··· Data for the task ···
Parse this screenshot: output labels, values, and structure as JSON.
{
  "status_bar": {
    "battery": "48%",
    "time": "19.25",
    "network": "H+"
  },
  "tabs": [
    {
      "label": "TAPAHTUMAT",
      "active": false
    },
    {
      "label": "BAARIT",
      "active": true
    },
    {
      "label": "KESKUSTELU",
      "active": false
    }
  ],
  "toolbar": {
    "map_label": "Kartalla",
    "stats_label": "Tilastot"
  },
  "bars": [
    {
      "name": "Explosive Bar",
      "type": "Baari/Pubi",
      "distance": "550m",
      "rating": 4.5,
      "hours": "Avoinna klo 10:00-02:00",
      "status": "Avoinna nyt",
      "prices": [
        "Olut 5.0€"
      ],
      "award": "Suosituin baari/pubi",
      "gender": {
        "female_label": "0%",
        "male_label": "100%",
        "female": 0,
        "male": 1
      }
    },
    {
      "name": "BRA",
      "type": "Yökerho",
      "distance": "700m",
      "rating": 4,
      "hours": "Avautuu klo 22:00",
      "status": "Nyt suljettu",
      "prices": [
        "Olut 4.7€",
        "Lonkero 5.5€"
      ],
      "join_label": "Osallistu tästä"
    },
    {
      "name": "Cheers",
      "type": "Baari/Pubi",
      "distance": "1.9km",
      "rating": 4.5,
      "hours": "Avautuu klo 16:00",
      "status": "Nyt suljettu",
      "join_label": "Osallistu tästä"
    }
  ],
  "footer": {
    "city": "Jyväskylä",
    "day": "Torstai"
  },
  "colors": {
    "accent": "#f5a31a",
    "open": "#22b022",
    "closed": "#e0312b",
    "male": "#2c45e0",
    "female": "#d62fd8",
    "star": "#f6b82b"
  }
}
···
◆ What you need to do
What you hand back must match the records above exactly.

◆ Exercise solution
Parse this screenshot: output labels, values, and structure as JSON.
{
  "status_bar": {
    "battery": "48%",
    "time": "19.25",
    "network": "H+"
  },
  "tabs": [
    {
      "label": "TAPAHTUMAT",
      "active": false
    },
    {
      "label": "BAARIT",
      "active": true
    },
    {
      "label": "KESKUSTELU",
      "active": false
    }
  ],
  "toolbar": {
    "map_label": "Kartalla",
    "stats_label": "Tilastot"
  },
  "bars": [
    {
      "name": "Explosive Bar",
      "type": "Baari/Pubi",
      "distance": "550m",
      "rating": 4.5,
      "hours": "Avoinna klo 10:00-02:00",
      "status": "Avoinna nyt",
      "prices": [
        "Olut 5.0€"
      ],
      "award": "Suosituin baari/pubi",
      "gender": {
        "female_label": "0%",
        "male_label": "100%",
        "female": 0,
        "male": 1
      }
    },
    {
      "name": "BRA",
      "type": "Yökerho",
      "distance": "700m",
      "rating": 4,
      "hours": "Avautuu klo 22:00",
      "status": "Nyt suljettu",
      "prices": [
        "Olut 4.7€",
        "Lonkero 5.5€"
      ],
      "join_label": "Osallistu tästä"
    },
    {
      "name": "Cheers",
      "type": "Baari/Pubi",
      "distance": "1.9km",
      "rating": 4.5,
      "hours": "Avautuu klo 16:00",
      "status": "Nyt suljettu",
      "join_label": "Osallistu tästä"
    }
  ],
  "footer": {
    "city": "Jyväskylä",
    "day": "Torstai"
  },
  "colors": {
    "accent": "#f5a31a",
    "open": "#22b022",
    "closed": "#e0312b",
    "male": "#2c45e0",
    "female": "#d62fd8",
    "star": "#f6b82b"
  }
}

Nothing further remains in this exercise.